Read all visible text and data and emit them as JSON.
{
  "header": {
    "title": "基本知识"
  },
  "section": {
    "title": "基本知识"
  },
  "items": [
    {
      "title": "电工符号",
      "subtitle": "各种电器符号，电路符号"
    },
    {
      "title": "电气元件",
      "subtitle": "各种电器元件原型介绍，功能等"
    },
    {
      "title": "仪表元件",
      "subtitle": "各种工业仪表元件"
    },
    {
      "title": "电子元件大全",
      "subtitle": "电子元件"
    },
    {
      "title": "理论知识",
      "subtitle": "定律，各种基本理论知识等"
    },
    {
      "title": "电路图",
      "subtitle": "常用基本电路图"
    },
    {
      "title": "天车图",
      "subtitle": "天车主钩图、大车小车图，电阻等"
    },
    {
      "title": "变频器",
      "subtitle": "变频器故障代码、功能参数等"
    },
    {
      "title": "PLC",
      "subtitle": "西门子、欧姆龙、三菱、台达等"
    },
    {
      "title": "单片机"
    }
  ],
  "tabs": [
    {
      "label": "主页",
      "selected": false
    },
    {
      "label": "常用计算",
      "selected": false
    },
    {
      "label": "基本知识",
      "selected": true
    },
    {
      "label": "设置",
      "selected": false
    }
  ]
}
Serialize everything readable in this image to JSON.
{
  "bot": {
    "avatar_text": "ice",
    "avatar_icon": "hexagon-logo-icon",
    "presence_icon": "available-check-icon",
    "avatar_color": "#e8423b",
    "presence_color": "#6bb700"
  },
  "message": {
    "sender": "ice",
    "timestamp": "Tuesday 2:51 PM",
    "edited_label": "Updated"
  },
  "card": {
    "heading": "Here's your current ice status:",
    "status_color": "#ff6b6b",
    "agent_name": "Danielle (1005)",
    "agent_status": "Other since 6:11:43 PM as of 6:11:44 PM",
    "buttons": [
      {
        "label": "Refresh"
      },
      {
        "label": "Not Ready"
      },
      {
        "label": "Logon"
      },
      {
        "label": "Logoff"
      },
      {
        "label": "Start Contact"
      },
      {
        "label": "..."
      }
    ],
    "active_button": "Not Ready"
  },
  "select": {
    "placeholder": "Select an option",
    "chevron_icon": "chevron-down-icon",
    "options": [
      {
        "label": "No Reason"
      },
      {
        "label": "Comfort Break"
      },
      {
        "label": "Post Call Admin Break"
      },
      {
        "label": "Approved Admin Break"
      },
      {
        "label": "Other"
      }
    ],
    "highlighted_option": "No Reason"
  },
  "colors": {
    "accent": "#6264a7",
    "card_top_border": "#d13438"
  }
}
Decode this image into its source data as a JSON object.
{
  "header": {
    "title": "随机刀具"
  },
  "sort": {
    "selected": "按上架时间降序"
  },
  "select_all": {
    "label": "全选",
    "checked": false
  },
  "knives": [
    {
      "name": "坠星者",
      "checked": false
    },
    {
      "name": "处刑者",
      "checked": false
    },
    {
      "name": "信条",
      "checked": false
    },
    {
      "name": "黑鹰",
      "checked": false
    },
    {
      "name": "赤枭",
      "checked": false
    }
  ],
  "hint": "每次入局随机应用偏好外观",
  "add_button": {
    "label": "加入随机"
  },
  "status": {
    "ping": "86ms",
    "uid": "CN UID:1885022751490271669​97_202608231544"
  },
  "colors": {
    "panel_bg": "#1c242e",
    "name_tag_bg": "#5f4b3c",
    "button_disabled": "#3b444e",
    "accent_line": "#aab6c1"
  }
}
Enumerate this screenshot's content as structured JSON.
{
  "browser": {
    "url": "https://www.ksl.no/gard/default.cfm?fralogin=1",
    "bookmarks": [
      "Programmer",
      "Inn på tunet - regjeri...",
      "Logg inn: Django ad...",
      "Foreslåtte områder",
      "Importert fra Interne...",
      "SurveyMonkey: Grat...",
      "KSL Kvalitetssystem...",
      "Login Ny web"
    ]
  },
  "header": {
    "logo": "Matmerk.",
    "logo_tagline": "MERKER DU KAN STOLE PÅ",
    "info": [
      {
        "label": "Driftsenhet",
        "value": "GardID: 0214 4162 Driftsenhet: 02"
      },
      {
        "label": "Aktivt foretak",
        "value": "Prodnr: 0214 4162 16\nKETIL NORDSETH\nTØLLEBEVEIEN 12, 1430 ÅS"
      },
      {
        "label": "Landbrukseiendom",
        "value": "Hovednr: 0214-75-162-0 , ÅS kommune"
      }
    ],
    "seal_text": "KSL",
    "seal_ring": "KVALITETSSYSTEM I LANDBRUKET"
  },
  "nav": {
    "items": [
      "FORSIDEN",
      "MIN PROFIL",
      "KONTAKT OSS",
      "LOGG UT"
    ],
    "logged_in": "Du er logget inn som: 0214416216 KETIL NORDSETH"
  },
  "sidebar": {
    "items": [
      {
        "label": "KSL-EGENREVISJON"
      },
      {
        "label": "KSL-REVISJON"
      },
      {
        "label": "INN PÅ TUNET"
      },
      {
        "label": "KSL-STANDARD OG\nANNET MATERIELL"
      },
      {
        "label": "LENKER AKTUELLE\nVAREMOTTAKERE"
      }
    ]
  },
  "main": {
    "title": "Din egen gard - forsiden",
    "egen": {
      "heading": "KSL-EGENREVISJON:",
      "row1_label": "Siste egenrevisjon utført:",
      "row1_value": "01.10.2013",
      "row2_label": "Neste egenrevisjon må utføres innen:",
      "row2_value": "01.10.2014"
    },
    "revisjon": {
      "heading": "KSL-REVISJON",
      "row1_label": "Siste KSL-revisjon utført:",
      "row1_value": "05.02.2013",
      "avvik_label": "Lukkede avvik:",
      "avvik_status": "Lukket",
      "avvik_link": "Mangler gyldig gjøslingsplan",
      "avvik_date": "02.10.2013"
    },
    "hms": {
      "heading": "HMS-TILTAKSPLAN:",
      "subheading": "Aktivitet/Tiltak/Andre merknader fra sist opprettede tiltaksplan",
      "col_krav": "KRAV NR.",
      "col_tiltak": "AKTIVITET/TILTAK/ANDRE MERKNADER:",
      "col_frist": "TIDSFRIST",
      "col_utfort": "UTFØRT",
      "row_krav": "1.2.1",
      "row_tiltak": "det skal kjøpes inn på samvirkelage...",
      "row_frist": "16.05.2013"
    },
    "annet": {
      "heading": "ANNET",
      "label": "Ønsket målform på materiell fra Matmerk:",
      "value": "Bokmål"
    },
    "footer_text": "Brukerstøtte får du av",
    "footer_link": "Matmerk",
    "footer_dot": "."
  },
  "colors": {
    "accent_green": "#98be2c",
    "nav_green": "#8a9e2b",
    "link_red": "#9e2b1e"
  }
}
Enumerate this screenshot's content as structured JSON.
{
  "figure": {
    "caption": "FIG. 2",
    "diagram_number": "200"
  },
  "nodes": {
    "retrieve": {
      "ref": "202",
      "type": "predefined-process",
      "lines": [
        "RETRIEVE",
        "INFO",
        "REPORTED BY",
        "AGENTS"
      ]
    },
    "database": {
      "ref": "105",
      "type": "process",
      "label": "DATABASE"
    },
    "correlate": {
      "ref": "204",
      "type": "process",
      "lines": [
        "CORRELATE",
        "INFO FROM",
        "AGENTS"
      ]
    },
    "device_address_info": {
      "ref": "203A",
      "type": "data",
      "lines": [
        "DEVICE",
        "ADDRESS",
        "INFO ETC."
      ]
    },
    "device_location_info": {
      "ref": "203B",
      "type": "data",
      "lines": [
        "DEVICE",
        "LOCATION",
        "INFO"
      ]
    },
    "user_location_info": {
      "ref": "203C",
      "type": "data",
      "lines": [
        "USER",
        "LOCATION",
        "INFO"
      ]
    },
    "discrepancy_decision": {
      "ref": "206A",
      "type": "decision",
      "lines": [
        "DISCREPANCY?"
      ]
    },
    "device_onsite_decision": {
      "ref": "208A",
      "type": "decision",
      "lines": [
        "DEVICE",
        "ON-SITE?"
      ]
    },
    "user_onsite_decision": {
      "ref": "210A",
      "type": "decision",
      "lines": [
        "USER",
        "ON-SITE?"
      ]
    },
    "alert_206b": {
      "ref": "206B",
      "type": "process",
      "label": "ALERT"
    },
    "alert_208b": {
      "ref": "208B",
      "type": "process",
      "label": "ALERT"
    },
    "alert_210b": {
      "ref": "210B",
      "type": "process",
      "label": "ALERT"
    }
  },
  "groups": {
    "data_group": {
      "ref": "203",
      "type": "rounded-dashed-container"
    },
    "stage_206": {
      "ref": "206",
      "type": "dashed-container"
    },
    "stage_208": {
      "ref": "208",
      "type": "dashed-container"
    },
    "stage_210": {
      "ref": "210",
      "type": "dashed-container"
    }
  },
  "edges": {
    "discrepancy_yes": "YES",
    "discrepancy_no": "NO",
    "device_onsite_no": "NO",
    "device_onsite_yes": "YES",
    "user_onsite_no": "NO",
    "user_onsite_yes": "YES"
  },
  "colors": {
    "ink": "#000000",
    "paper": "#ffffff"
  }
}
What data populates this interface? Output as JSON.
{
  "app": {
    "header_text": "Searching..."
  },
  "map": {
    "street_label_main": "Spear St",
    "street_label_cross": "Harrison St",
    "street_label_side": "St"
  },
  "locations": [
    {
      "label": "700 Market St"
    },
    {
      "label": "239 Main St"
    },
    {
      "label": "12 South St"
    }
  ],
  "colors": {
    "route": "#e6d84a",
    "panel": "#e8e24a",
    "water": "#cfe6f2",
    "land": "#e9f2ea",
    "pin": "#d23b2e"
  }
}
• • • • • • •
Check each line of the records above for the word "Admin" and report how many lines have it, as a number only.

■ **Task response**: 2